§ **ACTION ITEM**: The answer must consist solely of the lines from the line with "Give me the" to the final line of the data below, reproduced exactly, pictures omitted.
──────── SOURCE DATA
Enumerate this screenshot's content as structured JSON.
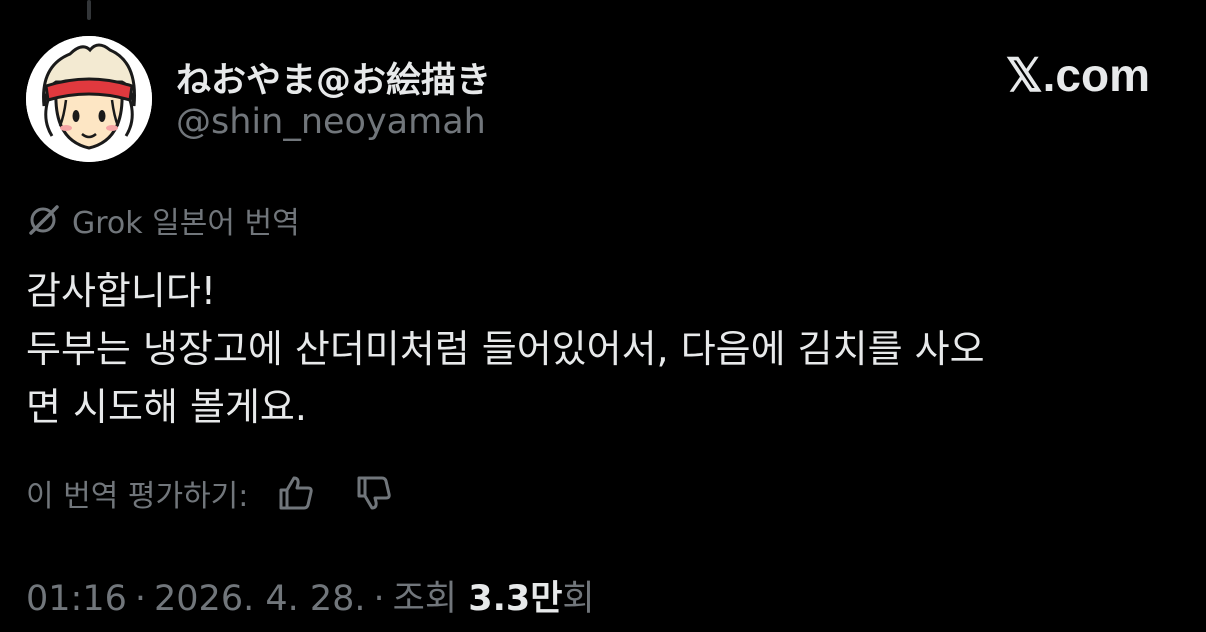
{
  "author": {
    "display_name": "ねおやま@お絵描き",
    "handle": "@shin_neoyamah"
  },
  "brand": {
    "label": "𝕏.com"
  },
  "translation": {
    "label": "Grok 일본어 번역",
    "icon": "grok-icon"
  },
  "tweet": {
    "lines": [
      "감사합니다!",
      "두부는 냉장고에 산더미처럼 들어있어서, 다음에 김치를 사오",
      "면 시도해 볼게요."
    ]
  },
  "rating": {
    "label": "이 번역 평가하기:",
    "like_icon": "thumbs-up-icon",
    "dislike_icon": "thumbs-down-icon"
  },
  "meta": {
    "time": "01:16",
    "date": "2026. 4. 28.",
    "views_label": "조회",
    "views_count": "3.3만",
    "views_suffix": "회",
    "separator": "·"
  },
  "colors": {
    "background": "#000000",
    "primary_text": "#e7e9ea",
    "secondary_text": "#71767b"
  }
}
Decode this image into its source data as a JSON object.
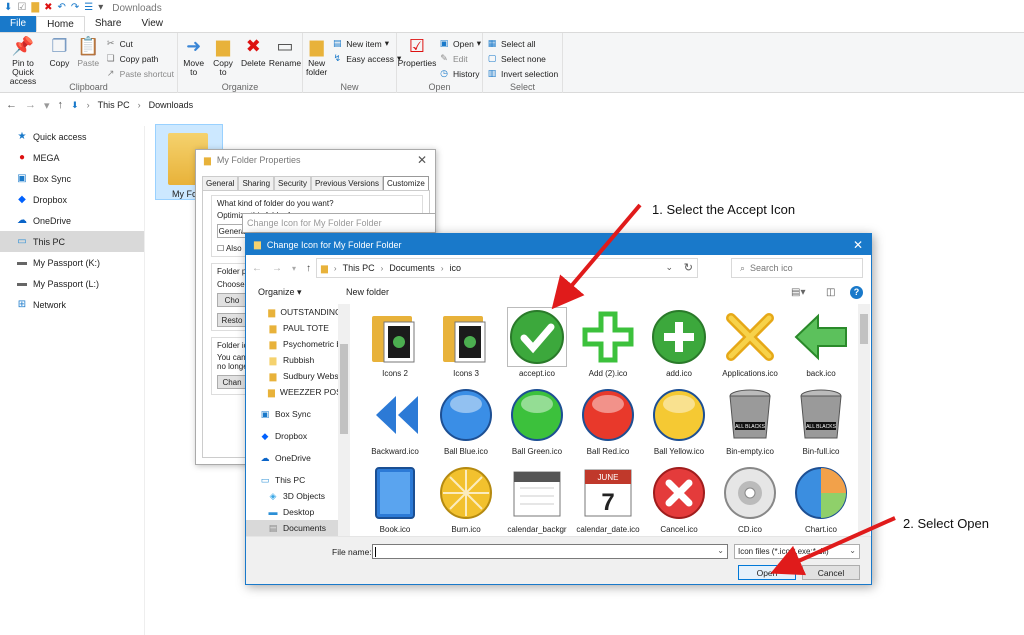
{
  "titlebar": {
    "title": "Downloads"
  },
  "ribbon": {
    "tabs": [
      "File",
      "Home",
      "Share",
      "View"
    ],
    "clipboard": {
      "name": "Clipboard",
      "pin": "Pin to Quick access",
      "copy": "Copy",
      "paste": "Paste",
      "cut": "Cut",
      "copy_path": "Copy path",
      "paste_shortcut": "Paste shortcut"
    },
    "organize": {
      "name": "Organize",
      "move_to": "Move to",
      "copy_to": "Copy to",
      "delete": "Delete",
      "rename": "Rename"
    },
    "new": {
      "name": "New",
      "new_folder": "New folder",
      "new_item": "New item",
      "easy_access": "Easy access"
    },
    "open": {
      "name": "Open",
      "properties": "Properties",
      "open": "Open",
      "edit": "Edit",
      "history": "History"
    },
    "select": {
      "name": "Select",
      "select_all": "Select all",
      "select_none": "Select none",
      "invert": "Invert selection"
    }
  },
  "address": {
    "parts": [
      "This PC",
      "Downloads"
    ]
  },
  "navpane": {
    "items": [
      {
        "label": "Quick access",
        "icon": "star-icon"
      },
      {
        "label": "MEGA",
        "icon": "mega-icon"
      },
      {
        "label": "Box Sync",
        "icon": "box-icon"
      },
      {
        "label": "Dropbox",
        "icon": "dropbox-icon"
      },
      {
        "label": "OneDrive",
        "icon": "cloud-icon"
      },
      {
        "label": "This PC",
        "icon": "computer-icon"
      },
      {
        "label": "My Passport (K:)",
        "icon": "drive-icon"
      },
      {
        "label": "My Passport (L:)",
        "icon": "drive-icon"
      },
      {
        "label": "Network",
        "icon": "network-icon"
      }
    ]
  },
  "folder": {
    "label": "My Fol"
  },
  "properties_dialog": {
    "title": "My Folder Properties",
    "tabs": [
      "General",
      "Sharing",
      "Security",
      "Previous Versions",
      "Customize"
    ],
    "active_tab": "Customize",
    "q1": "What kind of folder do you want?",
    "optimize": "Optimize this folder for:",
    "general": "Genera",
    "also": "Also",
    "folder_pictures": "Folder p",
    "choose": "Choose",
    "choose_btn": "Cho",
    "restore_btn": "Resto",
    "folder_icons": "Folder ic",
    "you_can": "You can",
    "no_longer": "no longe",
    "change_btn": "Chan"
  },
  "stub_dialog": {
    "title": "Change Icon for My Folder Folder"
  },
  "icon_dialog": {
    "title": "Change Icon for My Folder Folder",
    "breadcrumb": [
      "This PC",
      "Documents",
      "ico"
    ],
    "search_placeholder": "Search ico",
    "organize": "Organize",
    "new_folder": "New folder",
    "tree": [
      {
        "label": "OUTSTANDING T",
        "level": 1,
        "icon": "folder-sync-icon"
      },
      {
        "label": "PAUL TOTE",
        "level": 1,
        "icon": "folder-sync-icon"
      },
      {
        "label": "Psychometric b",
        "level": 1,
        "icon": "folder-sync-icon"
      },
      {
        "label": "Rubbish",
        "level": 1,
        "icon": "folder-icon"
      },
      {
        "label": "Sudbury Website",
        "level": 1,
        "icon": "folder-sync-icon"
      },
      {
        "label": "WEEZZER POSTS",
        "level": 1,
        "icon": "folder-sync-icon"
      },
      {
        "label": "",
        "level": 1,
        "icon": ""
      },
      {
        "label": "Box Sync",
        "level": 0,
        "icon": "box-icon"
      },
      {
        "label": "",
        "level": 0,
        "icon": ""
      },
      {
        "label": "Dropbox",
        "level": 0,
        "icon": "dropbox-icon"
      },
      {
        "label": "",
        "level": 0,
        "icon": ""
      },
      {
        "label": "OneDrive",
        "level": 0,
        "icon": "cloud-icon"
      },
      {
        "label": "",
        "level": 0,
        "icon": ""
      },
      {
        "label": "This PC",
        "level": 0,
        "icon": "computer-icon"
      },
      {
        "label": "3D Objects",
        "level": 2,
        "icon": "cube-icon"
      },
      {
        "label": "Desktop",
        "level": 2,
        "icon": "desktop-icon"
      },
      {
        "label": "Documents",
        "level": 2,
        "icon": "documents-icon"
      }
    ],
    "selected_tree": "Documents",
    "icons": [
      {
        "label": "Icons 2",
        "kind": "folder-doc"
      },
      {
        "label": "Icons 3",
        "kind": "folder-doc"
      },
      {
        "label": "accept.ico",
        "kind": "check"
      },
      {
        "label": "Add (2).ico",
        "kind": "plus-outline"
      },
      {
        "label": "add.ico",
        "kind": "plus-circle"
      },
      {
        "label": "Applications.ico",
        "kind": "tools"
      },
      {
        "label": "back.ico",
        "kind": "back-arrow"
      },
      {
        "label": "Backward.ico",
        "kind": "rewind"
      },
      {
        "label": "Ball Blue.ico",
        "kind": "ball",
        "color": "#3a8ee6"
      },
      {
        "label": "Ball Green.ico",
        "kind": "ball",
        "color": "#3cc13c"
      },
      {
        "label": "Ball Red.ico",
        "kind": "ball",
        "color": "#e8392b"
      },
      {
        "label": "Ball Yellow.ico",
        "kind": "ball",
        "color": "#f5c933"
      },
      {
        "label": "Bin-empty.ico",
        "kind": "bin"
      },
      {
        "label": "Bin-full.ico",
        "kind": "bin"
      },
      {
        "label": "Book.ico",
        "kind": "book"
      },
      {
        "label": "Burn.ico",
        "kind": "burn"
      },
      {
        "label": "calendar_backgr",
        "kind": "calendar-blank"
      },
      {
        "label": "calendar_date.ico",
        "kind": "calendar-date",
        "month": "JUNE",
        "day": "7"
      },
      {
        "label": "Cancel.ico",
        "kind": "cancel"
      },
      {
        "label": "CD.ico",
        "kind": "cd"
      },
      {
        "label": "Chart.ico",
        "kind": "pie"
      }
    ],
    "bin_text": "ALL BLACKS",
    "file_name_label": "File name:",
    "file_name_value": "",
    "file_type": "Icon files (*.ico;*.exe;*.dll)",
    "open": "Open",
    "cancel": "Cancel"
  },
  "annotations": {
    "step1": "1. Select the Accept Icon",
    "step2": "2. Select Open",
    "arrow_color": "#e01b1b"
  }
}
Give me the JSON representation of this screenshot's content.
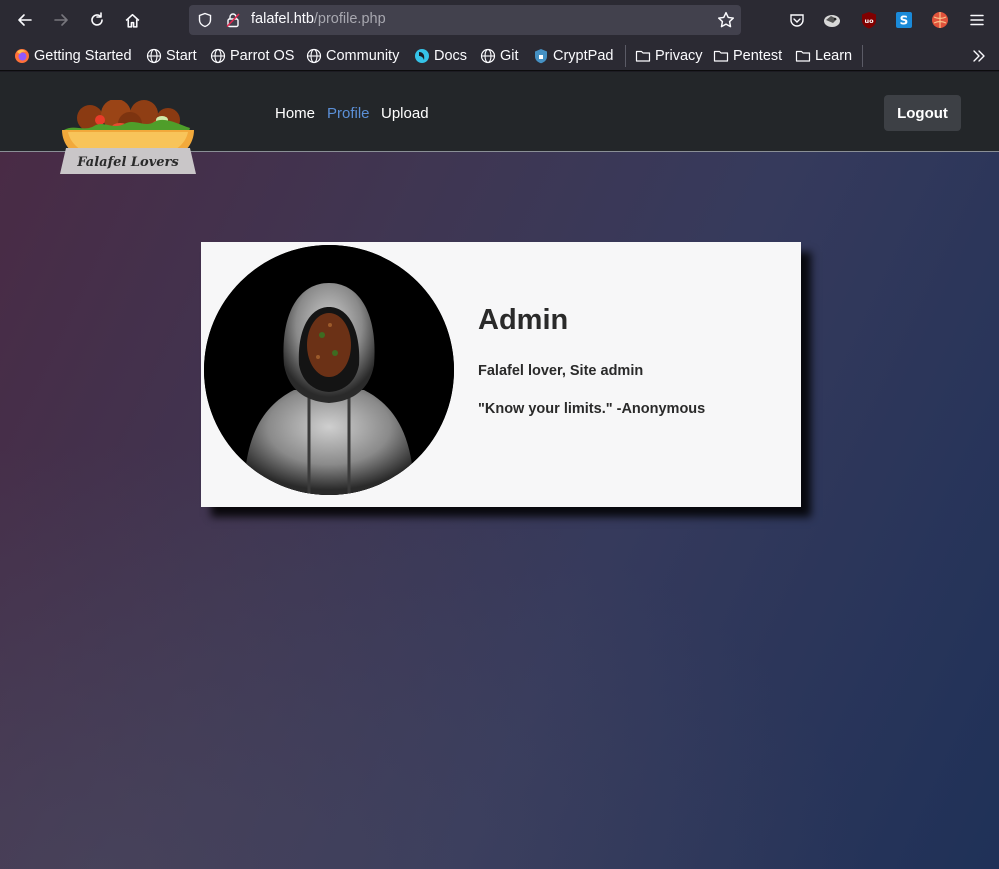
{
  "browser": {
    "url_host": "falafel.htb",
    "url_path": "/profile.php",
    "bookmarks": [
      {
        "label": "Getting Started",
        "icon": "firefox-icon"
      },
      {
        "label": "Start",
        "icon": "globe-icon"
      },
      {
        "label": "Parrot OS",
        "icon": "globe-icon"
      },
      {
        "label": "Community",
        "icon": "globe-icon"
      },
      {
        "label": "Docs",
        "icon": "parrot-icon"
      },
      {
        "label": "Git",
        "icon": "globe-icon"
      },
      {
        "label": "CryptPad",
        "icon": "cryptpad-icon"
      },
      {
        "label": "Privacy",
        "icon": "folder-icon"
      },
      {
        "label": "Pentest",
        "icon": "folder-icon"
      },
      {
        "label": "Learn",
        "icon": "folder-icon"
      }
    ]
  },
  "site": {
    "logo_text": "Falafel Lovers",
    "nav": [
      {
        "label": "Home",
        "active": false
      },
      {
        "label": "Profile",
        "active": true
      },
      {
        "label": "Upload",
        "active": false
      }
    ],
    "logout_label": "Logout",
    "accent_color": "#5b8fd6"
  },
  "profile": {
    "name": "Admin",
    "role": "Falafel lover, Site admin",
    "quote": "\"Know your limits.\" -Anonymous"
  }
}
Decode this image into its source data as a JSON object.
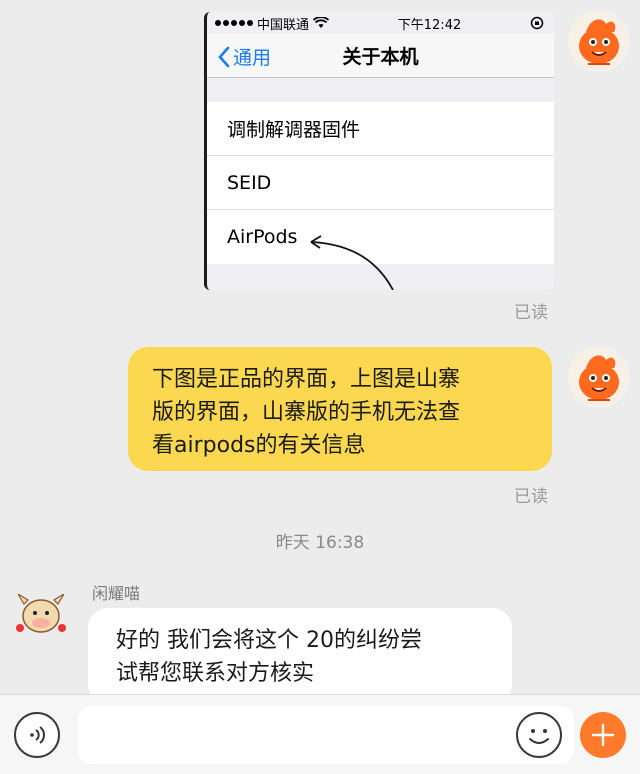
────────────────
§ **WRITTEN RESPONSE**:
Give me the JSON representation of this screenshot's content.
{
  "browser": {
    "url_host": "falafel.htb",
    "url_path": "/profile.php",
    "bookmarks": [
      {
        "label": "Getting Started",
        "icon": "firefox-icon"
      },
      {
        "label": "Start",
        "icon": "globe-icon"
      },
      {
        "label": "Parrot OS",
        "icon": "globe-icon"
      },
      {
        "label": "Community",
        "icon": "globe-icon"
      },
      {
        "label": "Docs",
        "icon": "parrot-icon"
      },
      {
        "label": "Git",
        "icon": "globe-icon"
      },
      {
        "label": "CryptPad",
        "icon": "cryptpad-icon"
      },
      {
        "label": "Privacy",
        "icon": "folder-icon"
      },
      {
        "label": "Pentest",
        "icon": "folder-icon"
      },
      {
        "label": "Learn",
        "icon": "folder-icon"
      }
    ]
  },
  "site": {
    "logo_text": "Falafel Lovers",
    "nav": [
      {
        "label": "Home",
        "active": false
      },
      {
        "label": "Profile",
        "active": true
      },
      {
        "label": "Upload",
        "active": false
      }
    ],
    "logout_label": "Logout",
    "accent_color": "#5b8fd6"
  },
  "profile": {
    "name": "Admin",
    "role": "Falafel lover, Site admin",
    "quote": "\"Know your limits.\" -Anonymous"
  }
}
Decode this image into its source data as a JSON object.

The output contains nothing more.